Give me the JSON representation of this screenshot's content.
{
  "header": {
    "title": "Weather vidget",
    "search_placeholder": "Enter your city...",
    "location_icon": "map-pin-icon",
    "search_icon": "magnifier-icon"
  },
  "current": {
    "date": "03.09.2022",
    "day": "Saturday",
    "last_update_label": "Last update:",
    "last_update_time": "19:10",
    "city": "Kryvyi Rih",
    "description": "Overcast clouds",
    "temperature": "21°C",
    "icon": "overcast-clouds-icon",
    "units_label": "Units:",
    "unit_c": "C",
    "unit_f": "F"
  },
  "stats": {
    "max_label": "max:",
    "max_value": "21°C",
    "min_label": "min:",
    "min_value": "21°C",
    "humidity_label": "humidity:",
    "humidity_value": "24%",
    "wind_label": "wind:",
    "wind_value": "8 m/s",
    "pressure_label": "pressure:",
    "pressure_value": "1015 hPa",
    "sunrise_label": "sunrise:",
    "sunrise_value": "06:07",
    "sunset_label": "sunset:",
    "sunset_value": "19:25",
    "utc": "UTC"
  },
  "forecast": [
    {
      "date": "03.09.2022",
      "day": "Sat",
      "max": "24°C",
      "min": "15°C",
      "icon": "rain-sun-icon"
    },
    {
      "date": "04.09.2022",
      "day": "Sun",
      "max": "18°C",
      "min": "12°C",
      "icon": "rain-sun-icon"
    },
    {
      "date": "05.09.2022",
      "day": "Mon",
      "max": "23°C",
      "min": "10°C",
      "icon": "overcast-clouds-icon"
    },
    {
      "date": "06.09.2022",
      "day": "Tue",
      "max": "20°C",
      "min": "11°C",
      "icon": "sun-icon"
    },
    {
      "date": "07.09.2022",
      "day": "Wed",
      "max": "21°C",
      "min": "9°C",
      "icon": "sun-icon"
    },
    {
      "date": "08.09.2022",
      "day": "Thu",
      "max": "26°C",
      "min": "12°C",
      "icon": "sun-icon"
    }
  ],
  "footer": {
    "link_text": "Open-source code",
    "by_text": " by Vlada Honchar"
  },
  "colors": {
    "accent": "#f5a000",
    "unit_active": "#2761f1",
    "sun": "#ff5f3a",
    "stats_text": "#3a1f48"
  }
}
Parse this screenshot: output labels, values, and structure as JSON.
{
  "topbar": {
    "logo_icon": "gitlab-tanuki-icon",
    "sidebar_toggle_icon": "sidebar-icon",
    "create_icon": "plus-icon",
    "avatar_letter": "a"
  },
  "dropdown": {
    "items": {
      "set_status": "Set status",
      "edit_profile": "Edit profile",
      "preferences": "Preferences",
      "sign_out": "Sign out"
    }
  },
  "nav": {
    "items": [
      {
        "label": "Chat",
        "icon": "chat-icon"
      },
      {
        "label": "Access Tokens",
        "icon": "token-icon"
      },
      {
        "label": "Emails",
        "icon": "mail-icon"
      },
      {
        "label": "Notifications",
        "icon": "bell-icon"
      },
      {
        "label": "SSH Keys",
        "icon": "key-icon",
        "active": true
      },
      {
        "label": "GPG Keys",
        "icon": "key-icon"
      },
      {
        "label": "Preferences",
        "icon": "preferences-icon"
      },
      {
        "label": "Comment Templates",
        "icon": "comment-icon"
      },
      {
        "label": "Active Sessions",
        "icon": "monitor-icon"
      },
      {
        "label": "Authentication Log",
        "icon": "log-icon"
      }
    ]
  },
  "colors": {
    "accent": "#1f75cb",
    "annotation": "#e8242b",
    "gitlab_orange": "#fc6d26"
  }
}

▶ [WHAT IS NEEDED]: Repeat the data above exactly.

▶ [PROBLEM SOLUTION]:
Give me the JSON representation of this screenshot's content.
{
  "header": {
    "title": "Weather vidget",
    "search_placeholder": "Enter your city...",
    "location_icon": "map-pin-icon",
    "search_icon": "magnifier-icon"
  },
  "current": {
    "date": "03.09.2022",
    "day": "Saturday",
    "last_update_label": "Last update:",
    "last_update_time": "19:10",
    "city": "Kryvyi Rih",
    "description": "Overcast clouds",
    "temperature": "21°C",
    "icon": "overcast-clouds-icon",
    "units_label": "Units:",
    "unit_c": "C",
    "unit_f": "F"
  },
  "stats": {
    "max_label": "max:",
    "max_value": "21°C",
    "min_label": "min:",
    "min_value": "21°C",
    "humidity_label": "humidity:",
    "humidity_value": "24%",
    "wind_label": "wind:",
    "wind_value": "8 m/s",
    "pressure_label": "pressure:",
    "pressure_value": "1015 hPa",
    "sunrise_label": "sunrise:",
    "sunrise_value": "06:07",
    "sunset_label": "sunset:",
    "sunset_value": "19:25",
    "utc": "UTC"
  },
  "forecast": [
    {
      "date": "03.09.2022",
      "day": "Sat",
      "max": "24°C",
      "min": "15°C",
      "icon": "rain-sun-icon"
    },
    {
      "date": "04.09.2022",
      "day": "Sun",
      "max": "18°C",
      "min": "12°C",
      "icon": "rain-sun-icon"
    },
    {
      "date": "05.09.2022",
      "day": "Mon",
      "max": "23°C",
      "min": "10°C",
      "icon": "overcast-clouds-icon"
    },
    {
      "date": "06.09.2022",
      "day": "Tue",
      "max": "20°C",
      "min": "11°C",
      "icon": "sun-icon"
    },
    {
      "date": "07.09.2022",
      "day": "Wed",
      "max": "21°C",
      "min": "9°C",
      "icon": "sun-icon"
    },
    {
      "date": "08.09.2022",
      "day": "Thu",
      "max": "26°C",
      "min": "12°C",
      "icon": "sun-icon"
    }
  ],
  "footer": {
    "link_text": "Open-source code",
    "by_text": " by Vlada Honchar"
  },
  "colors": {
    "accent": "#f5a000",
    "unit_active": "#2761f1",
    "sun": "#ff5f3a",
    "stats_text": "#3a1f48"
  }
}
Parse this screenshot: output labels, values, and structure as JSON.
{
  "topbar": {
    "logo_icon": "gitlab-tanuki-icon",
    "sidebar_toggle_icon": "sidebar-icon",
    "create_icon": "plus-icon",
    "avatar_letter": "a"
  },
  "dropdown": {
    "items": {
      "set_status": "Set status",
      "edit_profile": "Edit profile",
      "preferences": "Preferences",
      "sign_out": "Sign out"
    }
  },
  "nav": {
    "items": [
      {
        "label": "Chat",
        "icon": "chat-icon"
      },
      {
        "label": "Access Tokens",
        "icon": "token-icon"
      },
      {
        "label": "Emails",
        "icon": "mail-icon"
      },
      {
        "label": "Notifications",
        "icon": "bell-icon"
      },
      {
        "label": "SSH Keys",
        "icon": "key-icon",
        "active": true
      },
      {
        "label": "GPG Keys",
        "icon": "key-icon"
      },
      {
        "label": "Preferences",
        "icon": "preferences-icon"
      },
      {
        "label": "Comment Templates",
        "icon": "comment-icon"
      },
      {
        "label": "Active Sessions",
        "icon": "monitor-icon"
      },
      {
        "label": "Authentication Log",
        "icon": "log-icon"
      }
    ]
  },
  "colors": {
    "accent": "#1f75cb",
    "annotation": "#e8242b",
    "gitlab_orange": "#fc6d26"
  }
}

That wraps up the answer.